What do you think these results will show about the future health of Clevelanders and youth, more specifically?
Cleveland continues to look at how to strengthen that policy because, even though we have state and federal policy, what’s really important with policy is enforcement. And the state and the federal government don’t have the resources to enforce this policy across the over 500 tobacco retailers in the city of Cleveland. So we continue to look at ways to reinforce this locally.
But with the success that we’ve seen in the decline in tobacco use among kids, what that really translates into is fewer adult smokers in the city of Cleveland in the future and a reduction in tobacco-related disparities in disease.
We hope that some of the impact of tobacco on those diseases is lessened because we have reduced the number of kids who start. One of the reasons Tobacco 21 is really important is because very few adult smokers begin smoking after the age of 21. Most smokers start early during adolescence, and the adolescent brain is more sensitive to becoming dependent on nicotine, so the addiction starts much more quickly for kids. That’s why we see over 90% of adult smokers are people who started when they were teenagers and just could not quit and continued smoking.
The hope is that, if we’re reducing initiation and use right now among kids and driving that down as far as we can, then we’re reducing the number of adults smokers that we have in the community and driving down the cost of those diseases in our community.
Because it’s something that is so future-driven, was this policy hard to sell?
No, because we really saw this as a way to protect our kids and invest in our children and our community. The other thing that our data allows us to do is say there are this many fewer thousands of children using tobacco in our Cleveland high schools in 2021 than there were in 2015 before we passed that legislation. We can actually equate it to the number of kids who did not start smoking, who are not currently smoking.
What’s it like seeing this data after having played such an important role in Cleveland’s legislation passing?
As scientists, we all hope to see the impact of the work that we do and usually in policy, it takes a bit of time. This has been incredibly rewarding, not just for me and my team at [PRCHN] but also for all the partners that we’ve worked with on this legislation since 2013. Our goal was to have a positive impact and protect the health of the children who live in the city of Cleveland. And amazingly right within just four years, really we saw it, even within two years of this policy, we saw fewer kids smoking.

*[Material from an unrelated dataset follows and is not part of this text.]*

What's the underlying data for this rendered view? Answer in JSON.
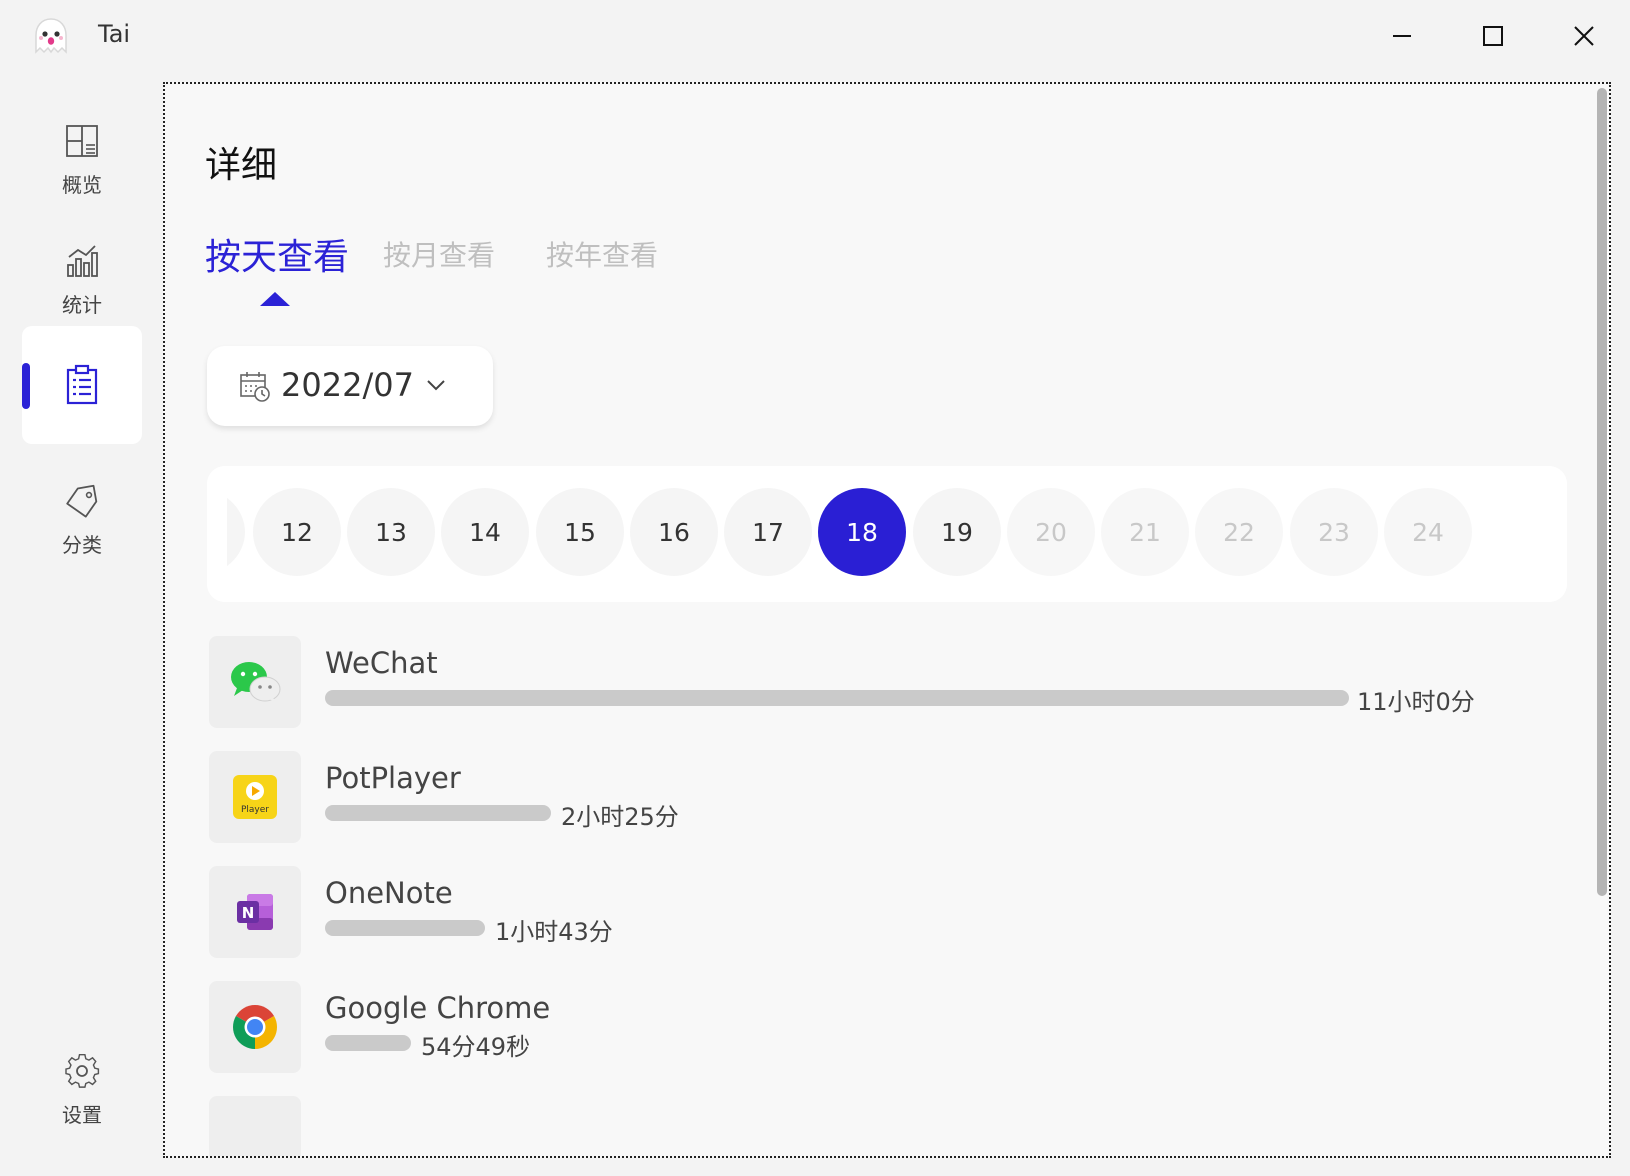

That’s a big deal. And it’s a big deal, not just to celebrate that success, but to realize, we can take that energy and bring it to the next policy and to the next issue that we need to address to improve the health of kids in Cleveland and Cleveland residents.
Do you have any plans to expand upon this research at all?
Yes, and no. I’m curious to see what the state and federal impact is, and I hope it remains the same and certainly my team aims to continue to monitor tobacco use. We will likely shift our focus to the pending legislation on the ban of all flavored tobacco products, because that is pending nationally with the US Food and Drug Administration Center for tobacco products. They proposed a rule a couple of months ago to ban menthol cigarettes, which would have a huge impact within the African American adult community—particularly here in Cleveland—but also to ban flavored cigars, which are the most common of any tobacco product among all youth in the city of Cleveland.
Our work is moving now into flavors as really the next avenue to reduce youth initiation. We hope to encourage local adoption of flavor policy.
What do you think the impact of your findings will be?
Locally, I hope it reassures those of us in Cleveland who are involved in policy change that we can make policy change, that policy change can be impactful and we can see that change on actual people’s lives.
The second would be recognizing that we can develop equitable policies that can and should protect us from predatory companies.